— Work instructions —
Omit the images and retype the records verbatim.

******************************

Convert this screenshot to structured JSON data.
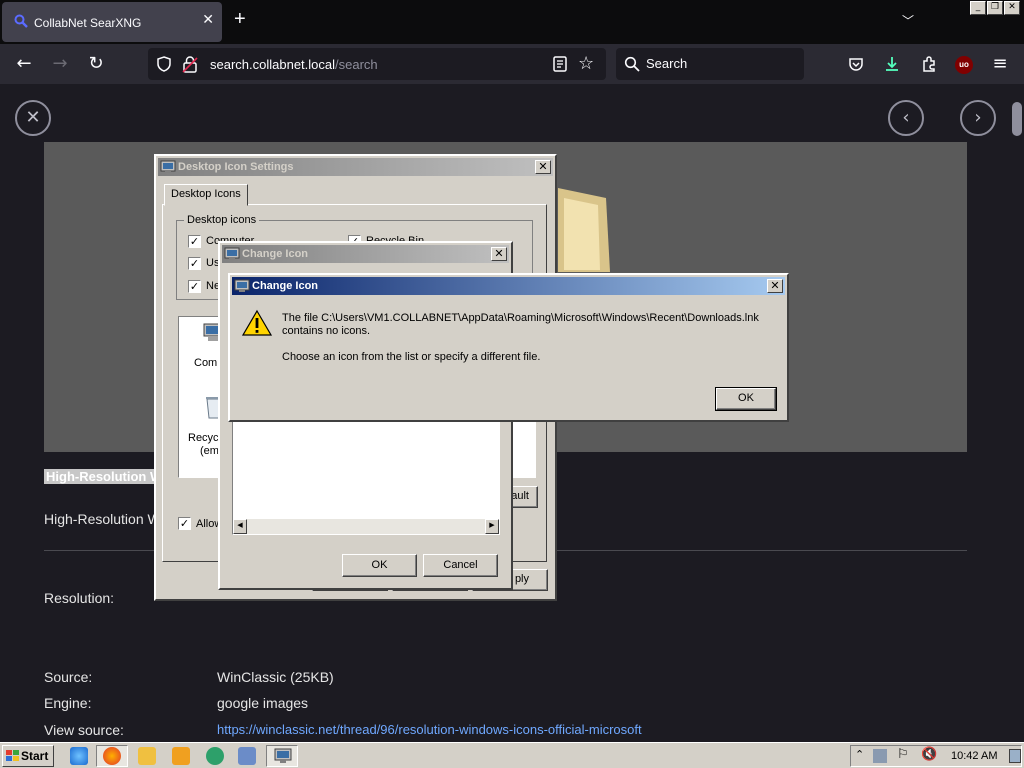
{
  "browser": {
    "tab_title": "CollabNet SearXNG",
    "new_tab": "+",
    "url_host": "search.collabnet.local",
    "url_path": "/search",
    "search_placeholder": "Search",
    "ext_badge": "uo"
  },
  "result": {
    "title_highlight": "High-Resolution W",
    "subtitle": "High-Resolution Wi",
    "resolution_label": "Resolution:",
    "source_label": "Source:",
    "source_value": "WinClassic (25KB)",
    "engine_label": "Engine:",
    "engine_value": "google images",
    "view_source_label": "View source:",
    "view_source_url": "https://winclassic.net/thread/96/resolution-windows-icons-official-microsoft"
  },
  "desktop_icon_settings": {
    "title": "Desktop Icon Settings",
    "tab": "Desktop Icons",
    "group": "Desktop icons",
    "chk_computer": "Computer",
    "chk_recycle": "Recycle Bin",
    "chk_user": "Us",
    "chk_network": "Ne",
    "icon_computer": "Comp",
    "icon_recycle": "Recyc",
    "icon_recycle_sub": "(emp",
    "allow_label": "Allow",
    "default_btn": "ault",
    "apply_btn": "ply"
  },
  "change_icon_back": {
    "title": "Change Icon",
    "ok": "OK",
    "cancel": "Cancel"
  },
  "change_icon_alert": {
    "title": "Change Icon",
    "line1": "The file C:\\Users\\VM1.COLLABNET\\AppData\\Roaming\\Microsoft\\Windows\\Recent\\Downloads.lnk",
    "line2": "contains no icons.",
    "line3": "Choose an icon from the list or specify a different file.",
    "ok": "OK"
  },
  "taskbar": {
    "start": "Start",
    "clock": "10:42 AM"
  }
}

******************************

— Exercise response —
Convert this screenshot to structured JSON data.
{
  "browser": {
    "tab_title": "CollabNet SearXNG",
    "new_tab": "+",
    "url_host": "search.collabnet.local",
    "url_path": "/search",
    "search_placeholder": "Search",
    "ext_badge": "uo"
  },
  "result": {
    "title_highlight": "High-Resolution W",
    "subtitle": "High-Resolution Wi",
    "resolution_label": "Resolution:",
    "source_label": "Source:",
    "source_value": "WinClassic (25KB)",
    "engine_label": "Engine:",
    "engine_value": "google images",
    "view_source_label": "View source:",
    "view_source_url": "https://winclassic.net/thread/96/resolution-windows-icons-official-microsoft"
  },
  "desktop_icon_settings": {
    "title": "Desktop Icon Settings",
    "tab": "Desktop Icons",
    "group": "Desktop icons",
    "chk_computer": "Computer",
    "chk_recycle": "Recycle Bin",
    "chk_user": "Us",
    "chk_network": "Ne",
    "icon_computer": "Comp",
    "icon_recycle": "Recyc",
    "icon_recycle_sub": "(emp",
    "allow_label": "Allow",
    "default_btn": "ault",
    "apply_btn": "ply"
  },
  "change_icon_back": {
    "title": "Change Icon",
    "ok": "OK",
    "cancel": "Cancel"
  },
  "change_icon_alert": {
    "title": "Change Icon",
    "line1": "The file C:\\Users\\VM1.COLLABNET\\AppData\\Roaming\\Microsoft\\Windows\\Recent\\Downloads.lnk",
    "line2": "contains no icons.",
    "line3": "Choose an icon from the list or specify a different file.",
    "ok": "OK"
  },
  "taskbar": {
    "start": "Start",
    "clock": "10:42 AM"
  }
}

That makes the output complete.